Page and application data records
◇ ◇ ◇ ◇

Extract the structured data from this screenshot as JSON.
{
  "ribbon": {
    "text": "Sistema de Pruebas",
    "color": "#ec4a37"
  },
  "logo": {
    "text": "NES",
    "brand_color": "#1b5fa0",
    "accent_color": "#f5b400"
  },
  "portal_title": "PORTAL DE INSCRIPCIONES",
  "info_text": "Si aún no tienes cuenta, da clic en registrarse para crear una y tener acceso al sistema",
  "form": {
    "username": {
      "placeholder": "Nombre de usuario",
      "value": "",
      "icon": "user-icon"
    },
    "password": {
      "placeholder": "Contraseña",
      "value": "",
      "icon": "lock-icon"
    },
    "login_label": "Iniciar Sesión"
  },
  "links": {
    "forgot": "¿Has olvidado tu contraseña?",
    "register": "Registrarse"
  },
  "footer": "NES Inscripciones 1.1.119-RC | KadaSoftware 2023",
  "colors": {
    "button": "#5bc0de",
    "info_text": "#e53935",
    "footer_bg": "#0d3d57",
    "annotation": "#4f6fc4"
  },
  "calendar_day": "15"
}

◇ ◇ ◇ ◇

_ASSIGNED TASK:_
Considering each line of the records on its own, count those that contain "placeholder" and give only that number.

_WORKED SOLUTION:_
2